__DATA RECORDS__
┌────────

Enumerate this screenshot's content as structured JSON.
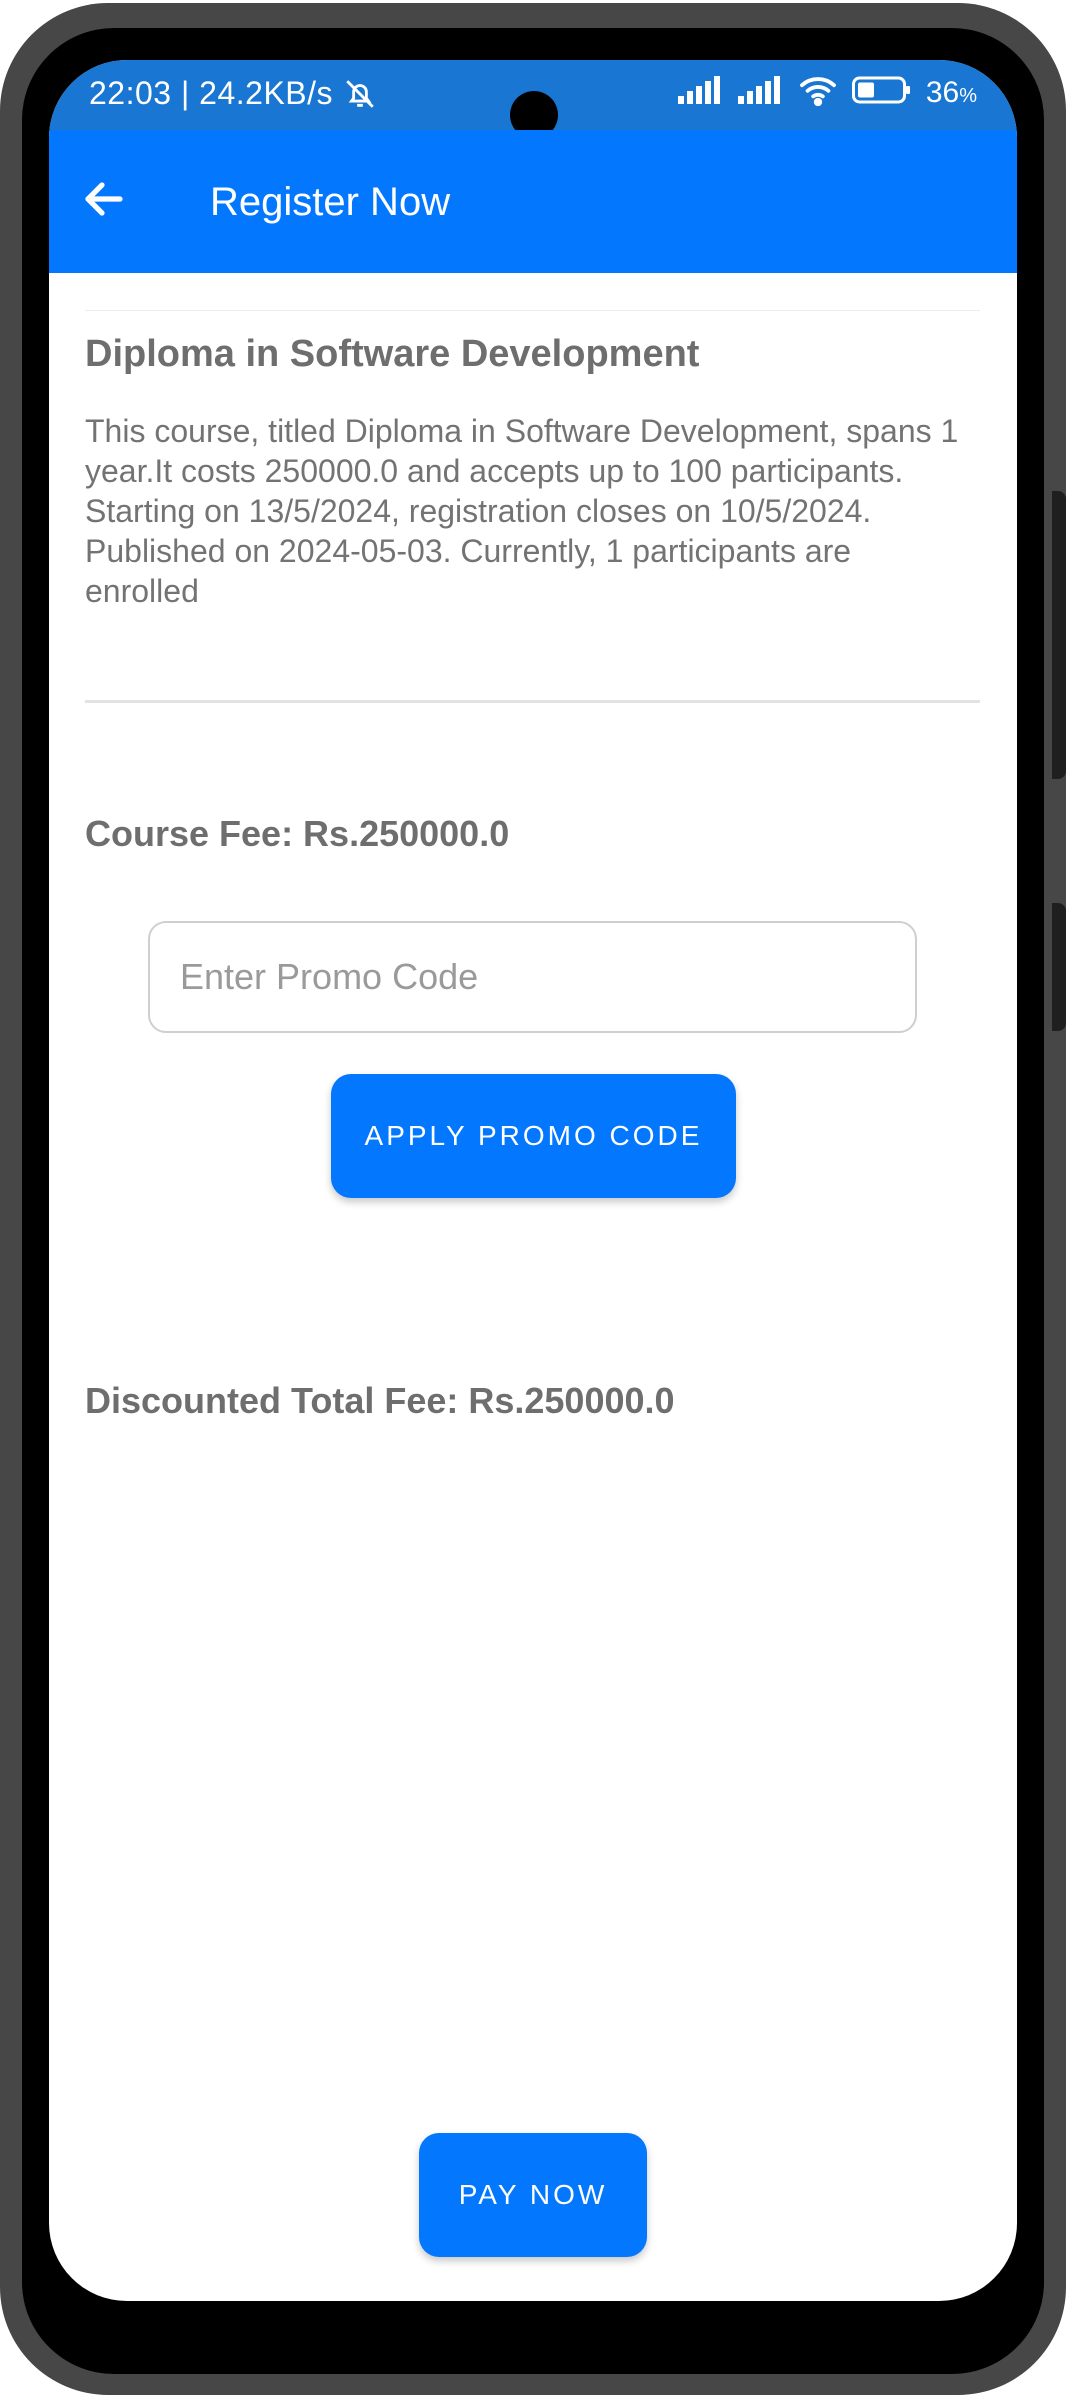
{
  "status_bar": {
    "time_and_speed": "22:03 | 24.2KB/s",
    "battery_level": "36",
    "battery_unit": "%",
    "icons": [
      "mute-bell-icon",
      "signal-icon",
      "signal-icon",
      "wifi-icon",
      "battery-icon"
    ]
  },
  "app_bar": {
    "title": "Register Now",
    "back_icon": "arrow-left-icon"
  },
  "course": {
    "title": "Diploma in Software Development",
    "description": "This course, titled Diploma in Software Development, spans 1 year.It costs 250000.0 and accepts up to 100 participants. Starting on 13/5/2024, registration closes on 10/5/2024. Published on 2024-05-03. Currently, 1 participants are enrolled"
  },
  "fees": {
    "course_fee_label": "Course Fee: Rs.250000.0",
    "discounted_total_label": "Discounted Total Fee: Rs.250000.0"
  },
  "promo": {
    "placeholder": "Enter Promo Code",
    "value": "",
    "apply_label": "APPLY PROMO CODE"
  },
  "actions": {
    "pay_label": "PAY NOW"
  },
  "colors": {
    "app_bar": "#0378fe",
    "status_bar": "#1976d2",
    "button": "#0378fe",
    "text_muted": "#6e6e6e"
  }
}
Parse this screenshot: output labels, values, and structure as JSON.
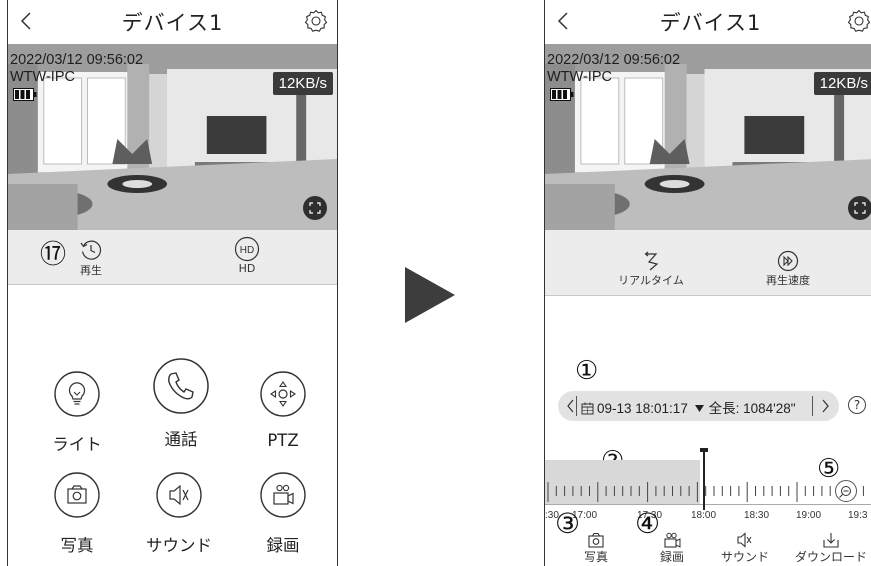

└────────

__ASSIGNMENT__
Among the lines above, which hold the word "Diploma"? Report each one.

__ANSWER SPACE__
    "title": "Diploma in Software Development",
    "description": "This course, titled Diploma in Software Development, spans 1 year.It costs 250000.0 and accepts up to 100 participants. Starting on 13/5/2024, registration closes on 10/5/2024. Published on 2024-05-03. Currently, 1 participants are enrolled"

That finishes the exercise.